Over the weekend I learned a LOT about graphic novels.  I mean, a LOT.  I didn’t know how popular they were, or how powerful they could be.  By the end of the day on Sunday, my head was spinning from all of the possibilities this genre has to offer, and a list of about 20 comics/graphic novels I need to get my hands on.

Graphic novels can be a powerful way to tell stories and educate people in a way that’s entertaining and accessible. All sorts of people can get into this genre, and they can be encountered in a variety of settings. There are whole graphic novel sections in popular book stores, and teachers are incorporating them more and more into their classroom practice.  The visual storytelling aspect has a ton of potential to draw people in and deliver information in a way that words can’t.  

My “teachers” this weekend were a group of young people and two published graphic novel writers.
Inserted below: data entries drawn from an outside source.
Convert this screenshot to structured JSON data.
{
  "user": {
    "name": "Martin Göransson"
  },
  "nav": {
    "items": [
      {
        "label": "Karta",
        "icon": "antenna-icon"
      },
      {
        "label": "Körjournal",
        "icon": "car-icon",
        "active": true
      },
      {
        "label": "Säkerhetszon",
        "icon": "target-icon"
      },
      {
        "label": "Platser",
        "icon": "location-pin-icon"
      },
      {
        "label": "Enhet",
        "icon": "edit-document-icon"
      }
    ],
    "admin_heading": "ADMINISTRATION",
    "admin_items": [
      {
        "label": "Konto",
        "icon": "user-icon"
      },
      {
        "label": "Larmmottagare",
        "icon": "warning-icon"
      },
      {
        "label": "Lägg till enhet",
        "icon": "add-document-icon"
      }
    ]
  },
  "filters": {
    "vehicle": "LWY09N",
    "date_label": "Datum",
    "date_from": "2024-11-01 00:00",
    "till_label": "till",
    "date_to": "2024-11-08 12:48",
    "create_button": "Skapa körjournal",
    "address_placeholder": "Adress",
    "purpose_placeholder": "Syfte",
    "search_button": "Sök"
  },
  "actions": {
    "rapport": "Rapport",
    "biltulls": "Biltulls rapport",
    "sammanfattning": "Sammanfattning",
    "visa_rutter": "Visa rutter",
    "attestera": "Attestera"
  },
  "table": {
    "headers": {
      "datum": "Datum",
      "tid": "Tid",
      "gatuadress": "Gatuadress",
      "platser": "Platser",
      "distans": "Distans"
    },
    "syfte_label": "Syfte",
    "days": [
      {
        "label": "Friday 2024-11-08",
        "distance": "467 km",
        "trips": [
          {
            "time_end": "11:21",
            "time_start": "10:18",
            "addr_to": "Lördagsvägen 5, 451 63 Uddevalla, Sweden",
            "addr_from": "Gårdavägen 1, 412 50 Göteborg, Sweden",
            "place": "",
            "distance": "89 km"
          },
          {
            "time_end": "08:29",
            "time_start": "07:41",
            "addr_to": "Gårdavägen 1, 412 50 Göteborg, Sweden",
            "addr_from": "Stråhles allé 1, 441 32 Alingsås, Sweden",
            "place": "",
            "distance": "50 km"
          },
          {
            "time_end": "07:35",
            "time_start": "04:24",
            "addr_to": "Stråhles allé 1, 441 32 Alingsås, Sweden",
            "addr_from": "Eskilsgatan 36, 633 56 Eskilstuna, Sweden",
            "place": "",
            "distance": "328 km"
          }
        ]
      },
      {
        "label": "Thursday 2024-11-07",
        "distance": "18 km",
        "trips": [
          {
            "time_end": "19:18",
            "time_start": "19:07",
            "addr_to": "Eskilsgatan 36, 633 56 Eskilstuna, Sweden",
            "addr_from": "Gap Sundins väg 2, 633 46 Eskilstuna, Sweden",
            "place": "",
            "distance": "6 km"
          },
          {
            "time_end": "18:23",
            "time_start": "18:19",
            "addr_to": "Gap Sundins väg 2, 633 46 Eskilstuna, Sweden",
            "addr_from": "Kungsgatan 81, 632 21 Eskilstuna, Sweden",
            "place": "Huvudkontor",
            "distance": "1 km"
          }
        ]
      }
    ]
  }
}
We got together to co-create some story concepts for a graphic novel series about mental health for a project we’ve been developing with a group called Crazy About Mental Health. The writers we’re working with, Sean Donaghey and Christopher Sweeney, feel passionate about creating stories about youth and mental health, and recognized that to get the right source material, they needed to engage with young people.

Over the course of the weekend, the youth bravely shared stories of their own struggles, discussed the various strengths and limitations of graphic novels, mapped out story and character concepts using journals, group brainstorming and dramatic play. They talked about what pieces of mental health information are important to tackle, and the ethics around how to do that in a way that is helpful and that strikes the correct tone. It was quite the weekend, and I could not believe how the stars aligned to get THIS particular group in the room to talk about THIS particular subject. It was magic. 

We’re in “Phase Two” of this project now - Chris and Sean left the Design Studio laden with torn-out journal pages and pictures and chart paper with story designs and sticky notes with ideas. This is the hard part. How on earth will they take this wealth of source material and start with just one story? I’m so glad I’m not the one that has to do that part.  

I’ll just be over here, reading some comics.